• _YOUR TASK_
Word for word, restate every entry shown below.

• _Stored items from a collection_
|---|
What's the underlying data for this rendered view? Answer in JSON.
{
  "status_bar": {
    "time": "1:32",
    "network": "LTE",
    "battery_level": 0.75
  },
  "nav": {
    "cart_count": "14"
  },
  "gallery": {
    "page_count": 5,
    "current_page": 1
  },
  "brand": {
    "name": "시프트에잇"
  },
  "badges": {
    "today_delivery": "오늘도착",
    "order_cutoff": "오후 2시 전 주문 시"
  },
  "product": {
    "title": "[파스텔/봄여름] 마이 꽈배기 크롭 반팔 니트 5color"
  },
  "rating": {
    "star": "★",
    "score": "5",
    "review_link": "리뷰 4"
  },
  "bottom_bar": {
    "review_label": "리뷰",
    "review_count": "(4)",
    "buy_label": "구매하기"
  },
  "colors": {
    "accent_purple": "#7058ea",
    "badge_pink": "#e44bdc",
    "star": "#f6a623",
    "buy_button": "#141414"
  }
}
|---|
• _OUTPUT FOR THIS TASK_
What's the underlying data for this rendered view? Answer in JSON.
{
  "status_bar": {
    "time": "1:32",
    "network": "LTE",
    "battery_level": 0.75
  },
  "nav": {
    "cart_count": "14"
  },
  "gallery": {
    "page_count": 5,
    "current_page": 1
  },
  "brand": {
    "name": "시프트에잇"
  },
  "badges": {
    "today_delivery": "오늘도착",
    "order_cutoff": "오후 2시 전 주문 시"
  },
  "product": {
    "title": "[파스텔/봄여름] 마이 꽈배기 크롭 반팔 니트 5color"
  },
  "rating": {
    "star": "★",
    "score": "5",
    "review_link": "리뷰 4"
  },
  "bottom_bar": {
    "review_label": "리뷰",
    "review_count": "(4)",
    "buy_label": "구매하기"
  },
  "colors": {
    "accent_purple": "#7058ea",
    "badge_pink": "#e44bdc",
    "star": "#f6a623",
    "buy_button": "#141414"
  }
}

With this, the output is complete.